Drive & Seek – driveandseek.ca – is billed as an "interactive, location-based gaming app" that borrowed its premise almost entirely from the short promo film of the same name made to show off the new 2012 C-Class Coupe.
For all intents and purposes, the "game" in the app is nothing more than an ongoing ad with limited shelf life. But the scope is somewhat limited as well. In order to play, participants have to be within 100 km of a Mercedes-Benz dealership, and it only works with the iPhone and Android, not the BlackBerry or any other smartphone platform.
After downloading the app and registering your contact info, you're automatically entered in the contest, even if you don't participate in any of the gaming aspects afterwards. To raise your odds of winning the Coupe, you need to find virtual briefcases laid throughout the area you happen to be in, which are no less than 50 and no more than 500 metres away from your location. Once you get close, the app switches to sonar to help you track it.
Drive & Seek uses the GPS and Google Maps in your phone to track and uncover the briefcases, which are then "unlocked" and redeemed for points. Those points are then used to increase the number of entries, with the top 125 scoreboard leaders getting extra points. Being active on Facebook can help point totals further.
Despite talking about using social networking to connect with a wider audience, Mercedes-Benz opted to only utilize Facebook, instead of including Twitter and Google+ into the mix.
All of this is conceptually Canadian because it's the only country where this interactive contest is under way.

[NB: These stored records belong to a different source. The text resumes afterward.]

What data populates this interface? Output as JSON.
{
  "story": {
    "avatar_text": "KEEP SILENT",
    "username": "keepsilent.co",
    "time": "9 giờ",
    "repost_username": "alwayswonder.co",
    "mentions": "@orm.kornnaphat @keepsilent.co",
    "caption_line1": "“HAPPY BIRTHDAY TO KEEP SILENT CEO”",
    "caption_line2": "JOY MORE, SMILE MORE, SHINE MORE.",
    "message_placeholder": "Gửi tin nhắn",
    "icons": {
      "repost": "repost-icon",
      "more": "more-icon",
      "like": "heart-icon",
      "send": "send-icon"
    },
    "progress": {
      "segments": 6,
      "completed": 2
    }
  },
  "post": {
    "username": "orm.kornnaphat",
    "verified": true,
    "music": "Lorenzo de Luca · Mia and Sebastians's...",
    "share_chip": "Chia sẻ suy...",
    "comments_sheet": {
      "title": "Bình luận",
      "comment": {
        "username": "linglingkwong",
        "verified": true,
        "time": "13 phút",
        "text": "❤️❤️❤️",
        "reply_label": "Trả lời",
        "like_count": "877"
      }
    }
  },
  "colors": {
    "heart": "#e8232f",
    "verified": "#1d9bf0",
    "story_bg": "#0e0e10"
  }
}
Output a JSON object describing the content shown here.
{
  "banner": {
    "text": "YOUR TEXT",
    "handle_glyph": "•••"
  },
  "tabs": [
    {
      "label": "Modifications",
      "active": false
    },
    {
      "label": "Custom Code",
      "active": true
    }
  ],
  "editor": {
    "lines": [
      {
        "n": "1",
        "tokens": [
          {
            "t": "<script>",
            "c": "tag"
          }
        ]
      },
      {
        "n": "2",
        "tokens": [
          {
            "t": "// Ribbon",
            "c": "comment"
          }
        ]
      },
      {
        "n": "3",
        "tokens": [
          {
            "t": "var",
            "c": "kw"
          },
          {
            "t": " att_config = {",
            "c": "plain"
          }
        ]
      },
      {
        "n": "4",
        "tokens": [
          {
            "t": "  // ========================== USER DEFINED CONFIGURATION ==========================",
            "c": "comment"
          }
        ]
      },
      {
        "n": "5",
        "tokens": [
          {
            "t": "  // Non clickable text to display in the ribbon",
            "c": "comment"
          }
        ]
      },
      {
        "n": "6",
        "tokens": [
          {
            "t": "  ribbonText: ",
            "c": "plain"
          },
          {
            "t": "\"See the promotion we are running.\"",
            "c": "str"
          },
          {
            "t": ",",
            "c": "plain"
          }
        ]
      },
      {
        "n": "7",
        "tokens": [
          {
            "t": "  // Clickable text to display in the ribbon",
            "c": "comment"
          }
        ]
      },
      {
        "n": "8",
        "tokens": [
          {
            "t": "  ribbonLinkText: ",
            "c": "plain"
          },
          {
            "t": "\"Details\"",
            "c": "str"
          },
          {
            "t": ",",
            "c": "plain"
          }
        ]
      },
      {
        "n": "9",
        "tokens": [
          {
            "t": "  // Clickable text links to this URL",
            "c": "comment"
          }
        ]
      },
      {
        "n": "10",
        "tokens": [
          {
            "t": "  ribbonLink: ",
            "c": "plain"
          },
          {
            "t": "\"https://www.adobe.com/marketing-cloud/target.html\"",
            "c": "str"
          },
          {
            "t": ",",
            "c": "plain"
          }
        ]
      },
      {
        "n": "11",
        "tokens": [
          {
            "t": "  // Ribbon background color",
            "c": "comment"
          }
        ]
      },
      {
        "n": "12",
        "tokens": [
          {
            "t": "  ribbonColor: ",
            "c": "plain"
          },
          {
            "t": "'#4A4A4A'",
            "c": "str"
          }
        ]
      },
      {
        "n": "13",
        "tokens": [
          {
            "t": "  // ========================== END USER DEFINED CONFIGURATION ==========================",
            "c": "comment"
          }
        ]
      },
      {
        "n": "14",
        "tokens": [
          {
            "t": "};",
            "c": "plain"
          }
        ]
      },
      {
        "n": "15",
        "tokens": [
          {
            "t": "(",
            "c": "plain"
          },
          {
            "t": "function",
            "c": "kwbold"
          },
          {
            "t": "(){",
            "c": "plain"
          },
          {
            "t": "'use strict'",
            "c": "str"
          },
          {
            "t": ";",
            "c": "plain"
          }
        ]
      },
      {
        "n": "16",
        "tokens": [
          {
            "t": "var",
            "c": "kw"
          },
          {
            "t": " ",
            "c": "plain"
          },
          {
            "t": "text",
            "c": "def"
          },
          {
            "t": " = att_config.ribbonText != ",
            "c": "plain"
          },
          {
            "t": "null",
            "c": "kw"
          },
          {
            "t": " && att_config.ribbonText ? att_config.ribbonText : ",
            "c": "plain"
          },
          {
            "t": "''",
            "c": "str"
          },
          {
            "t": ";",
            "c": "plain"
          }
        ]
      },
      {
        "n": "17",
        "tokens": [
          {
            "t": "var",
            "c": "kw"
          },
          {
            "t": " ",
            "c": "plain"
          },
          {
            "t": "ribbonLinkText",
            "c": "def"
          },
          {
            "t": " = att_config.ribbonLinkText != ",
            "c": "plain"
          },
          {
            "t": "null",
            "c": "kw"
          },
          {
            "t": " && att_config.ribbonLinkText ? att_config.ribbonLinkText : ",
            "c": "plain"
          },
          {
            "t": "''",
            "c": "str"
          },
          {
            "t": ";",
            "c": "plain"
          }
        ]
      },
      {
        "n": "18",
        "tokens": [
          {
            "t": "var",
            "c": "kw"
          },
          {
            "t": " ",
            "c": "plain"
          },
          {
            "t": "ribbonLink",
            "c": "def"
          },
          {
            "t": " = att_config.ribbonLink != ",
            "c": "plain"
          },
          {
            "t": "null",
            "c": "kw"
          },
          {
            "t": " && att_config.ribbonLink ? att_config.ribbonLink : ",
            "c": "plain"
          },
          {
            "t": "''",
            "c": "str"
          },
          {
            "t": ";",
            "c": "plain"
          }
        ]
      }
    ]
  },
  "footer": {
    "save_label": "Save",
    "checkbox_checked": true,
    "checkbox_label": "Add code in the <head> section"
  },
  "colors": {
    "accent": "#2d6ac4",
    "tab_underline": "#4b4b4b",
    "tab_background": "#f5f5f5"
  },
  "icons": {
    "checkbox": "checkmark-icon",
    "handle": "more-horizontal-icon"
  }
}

The app was designed by a Toronto ad agency, and the idea and implementation were entirely under Mercedes-Benz Canada's auspices.

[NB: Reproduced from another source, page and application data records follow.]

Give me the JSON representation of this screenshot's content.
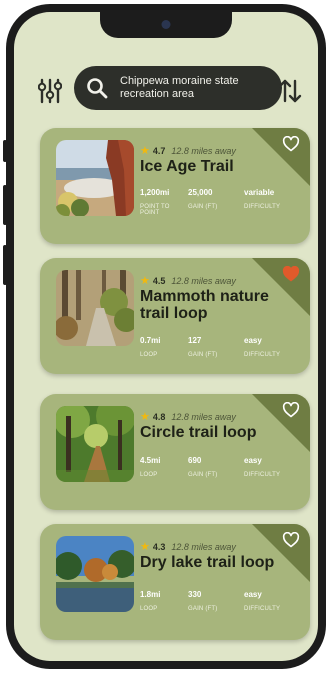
{
  "search": {
    "query": "Chippewa moraine state recreation area"
  },
  "colors": {
    "card": "#a7b57c",
    "corner": "#6f7d43",
    "screen": "#dfe5c8",
    "heart_fav": "#e05a2b",
    "star": "#f1b90f"
  },
  "icons": {
    "filter": "sliders-icon",
    "search": "search-icon",
    "sort": "sort-arrows-icon",
    "heart": "heart-icon",
    "star": "star-icon"
  },
  "trails": [
    {
      "name": "Ice Age Trail",
      "rating": "4.7",
      "distance": "12.8 miles away",
      "favorite": false,
      "stats": [
        {
          "value": "1,200mi",
          "label": "POINT TO POINT"
        },
        {
          "value": "25,000",
          "label": "GAIN (FT)"
        },
        {
          "value": "variable",
          "label": "DIFFICULTY"
        }
      ]
    },
    {
      "name": "Mammoth nature trail loop",
      "rating": "4.5",
      "distance": "12.8 miles away",
      "favorite": true,
      "stats": [
        {
          "value": "0.7mi",
          "label": "LOOP"
        },
        {
          "value": "127",
          "label": "GAIN (FT)"
        },
        {
          "value": "easy",
          "label": "DIFFICULTY"
        }
      ]
    },
    {
      "name": "Circle trail loop",
      "rating": "4.8",
      "distance": "12.8 miles away",
      "favorite": false,
      "stats": [
        {
          "value": "4.5mi",
          "label": "LOOP"
        },
        {
          "value": "690",
          "label": "GAIN (FT)"
        },
        {
          "value": "easy",
          "label": "DIFFICULTY"
        }
      ]
    },
    {
      "name": "Dry lake trail loop",
      "rating": "4.3",
      "distance": "12.8 miles away",
      "favorite": false,
      "stats": [
        {
          "value": "1.8mi",
          "label": "LOOP"
        },
        {
          "value": "330",
          "label": "GAIN (FT)"
        },
        {
          "value": "easy",
          "label": "DIFFICULTY"
        }
      ]
    }
  ]
}
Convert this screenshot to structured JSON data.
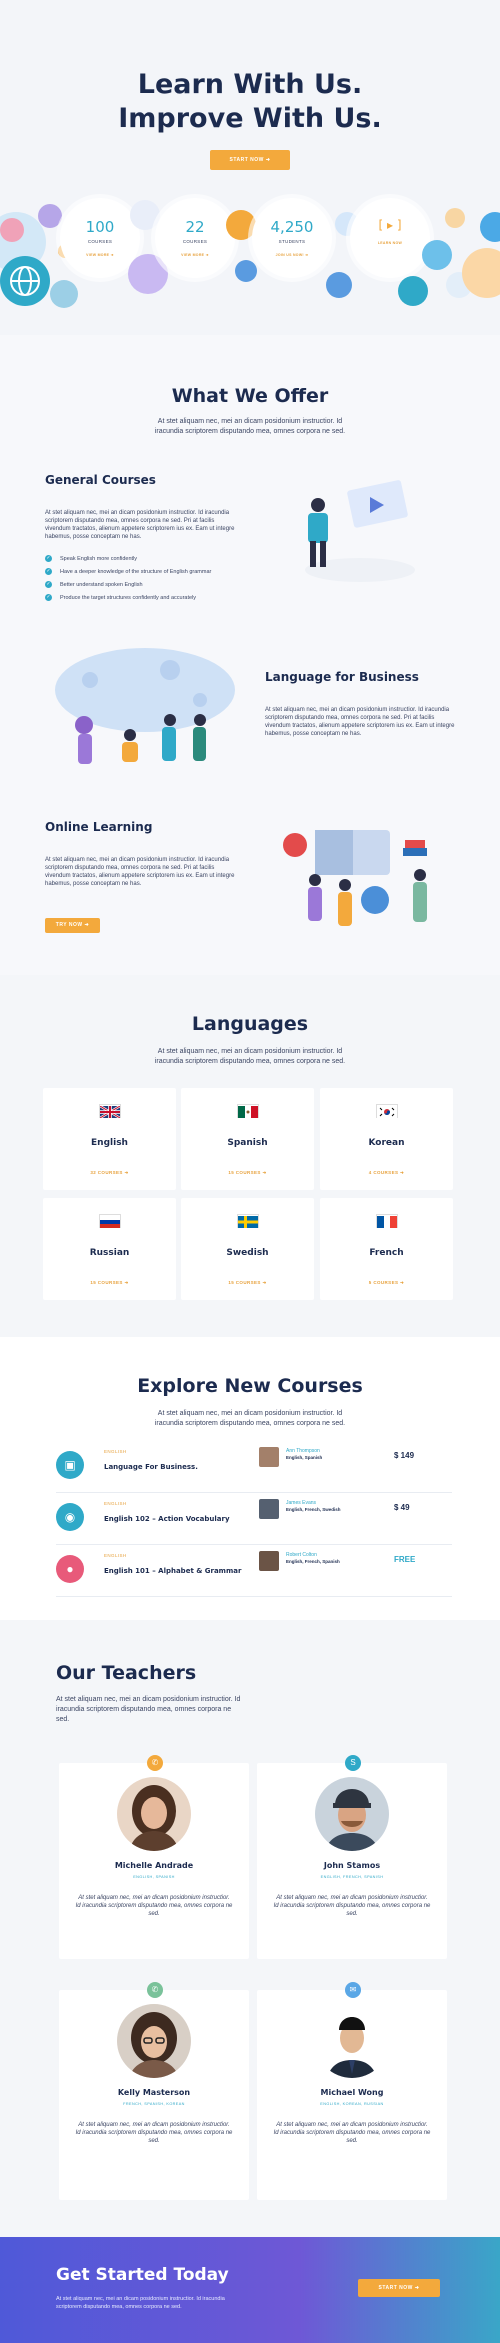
{
  "hero": {
    "title_line1": "Learn With Us.",
    "title_line2": "Improve With Us.",
    "cta_label": "START NOW",
    "stats": [
      {
        "value": "100",
        "label": "COURSES",
        "link": "VIEW MORE"
      },
      {
        "value": "22",
        "label": "COURSES",
        "link": "VIEW MORE"
      },
      {
        "value": "4,250",
        "label": "STUDENTS",
        "link": "JOIN US NOW!"
      },
      {
        "value": "",
        "label": "",
        "link": "LEARN NOW"
      }
    ]
  },
  "offer": {
    "title": "What We Offer",
    "subtitle_line1": "At stet aliquam nec, mei an dicam posidonium instructior. Id",
    "subtitle_line2": "iracundia scriptorem disputando mea, omnes corpora ne sed.",
    "features": [
      {
        "title": "General Courses",
        "text": "At stet aliquam nec, mei an dicam posidonium instructior. Id iracundia scriptorem disputando mea, omnes corpora ne sed. Pri at facilis vivendum tractatos, alienum appetere scriptorem ius ex. Eam ut integre habemus, posse conceptam ne has.",
        "checklist": [
          "Speak English more confidently",
          "Have a deeper knowledge of the structure of English grammar",
          "Better understand spoken English",
          "Produce the target structures confidently and accurately"
        ]
      },
      {
        "title": "Language for Business",
        "text": "At stet aliquam nec, mei an dicam posidonium instructior. Id iracundia scriptorem disputando mea, omnes corpora ne sed. Pri at facilis vivendum tractatos, alienum appetere scriptorem ius ex. Eam ut integre habemus, posse conceptam ne has."
      },
      {
        "title": "Online Learning",
        "text": "At stet aliquam nec, mei an dicam posidonium instructior. Id iracundia scriptorem disputando mea, omnes corpora ne sed. Pri at facilis vivendum tractatos, alienum appetere scriptorem ius ex. Eam ut integre habemus, posse conceptam ne has.",
        "cta_label": "TRY NOW"
      }
    ]
  },
  "languages": {
    "title": "Languages",
    "subtitle_line1": "At stet aliquam nec, mei an dicam posidonium instructior. Id",
    "subtitle_line2": "iracundia scriptorem disputando mea, omnes corpora ne sed.",
    "items": [
      {
        "name": "English",
        "link": "32 COURSES"
      },
      {
        "name": "Spanish",
        "link": "15 COURSES"
      },
      {
        "name": "Korean",
        "link": "4 COURSES"
      },
      {
        "name": "Russian",
        "link": "15 COURSES"
      },
      {
        "name": "Swedish",
        "link": "15 COURSES"
      },
      {
        "name": "French",
        "link": "5 COURSES"
      }
    ]
  },
  "courses": {
    "title": "Explore New Courses",
    "subtitle_line1": "At stet aliquam nec, mei an dicam posidonium instructior. Id",
    "subtitle_line2": "iracundia scriptorem disputando mea, omnes corpora ne sed.",
    "rows": [
      {
        "category": "ENGLISH",
        "name": "Language For Business.",
        "teacher": "Ann Thompson",
        "langs": "English, Spanish",
        "price": "$ 149"
      },
      {
        "category": "ENGLISH",
        "name": "English 102 – Action Vocabulary",
        "teacher": "James Evans",
        "langs": "English, French, Swedish",
        "price": "$ 49"
      },
      {
        "category": "ENGLISH",
        "name": "English 101 – Alphabet & Grammar",
        "teacher": "Robert Colton",
        "langs": "English, French, Spanish",
        "price": "FREE"
      }
    ]
  },
  "teachers": {
    "title": "Our Teachers",
    "intro": "At stet aliquam nec, mei an dicam posidonium instructior. Id iracundia scriptorem disputando mea, omnes corpora ne sed.",
    "people": [
      {
        "name": "Michelle Andrade",
        "langs": "ENGLISH, SPANISH",
        "desc": "At stet aliquam nec, mei an dicam posidonium instructior. Id iracundia scriptorem disputando mea, omnes corpora ne sed."
      },
      {
        "name": "John Stamos",
        "langs": "ENGLISH, FRENCH, SPANISH",
        "desc": "At stet aliquam nec, mei an dicam posidonium instructior. Id iracundia scriptorem disputando mea, omnes corpora ne sed."
      },
      {
        "name": "Kelly Masterson",
        "langs": "FRENCH, SPANISH, KOREAN",
        "desc": "At stet aliquam nec, mei an dicam posidonium instructior. Id iracundia scriptorem disputando mea, omnes corpora ne sed."
      },
      {
        "name": "Michael Wong",
        "langs": "ENGLISH, KOREAN, RUSSIAN",
        "desc": "At stet aliquam nec, mei an dicam posidonium instructior. Id iracundia scriptorem disputando mea, omnes corpora ne sed."
      }
    ]
  },
  "cta": {
    "title": "Get Started Today",
    "text": "At stet aliquam nec, mei an dicam posidonium instructior. Id iracundia scriptorem disputando mea, omnes corpora ne sed.",
    "button": "START NOW"
  },
  "colors": {
    "accent": "#f3a93c",
    "teal": "#2fa9c8",
    "navy": "#1c2b4f"
  }
}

What's more interesting about this move is that it could be a precursor to how auto makers advertise directly to smartphone users. Between using apps and social media and waving the carrot of a new fully-loaded C-Coupe, Mercedes-Benz is betting that running a contest that makes use of a smartphone's built-in capabilities is better than doing it the old-fashioned way.

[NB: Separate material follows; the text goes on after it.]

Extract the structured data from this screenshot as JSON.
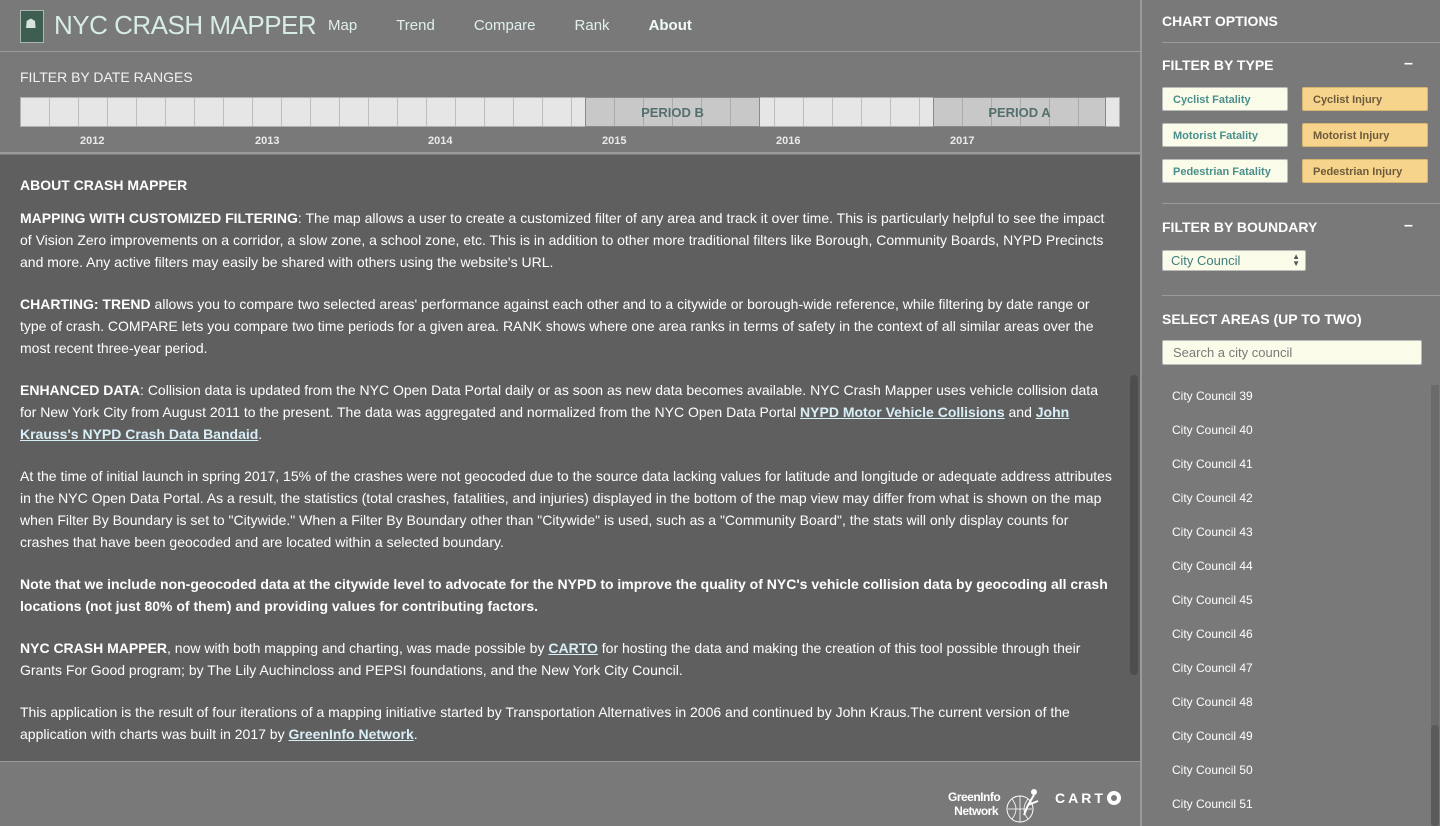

Except a lot of this requires commitment from the participants. This is a four-week process with an untold number of people getting involved at varying degrees. To add some incentive, the auto maker has thrown in other prizes, but hasn't revealed what they actually are.
There has also been no comment on whether this will be part of a wider strategy to make the brand more accessible and interactive than it's been previously. But chances are we'll be seeing more of this type of thing from auto makers as smartphone and tablet usage continues to increase.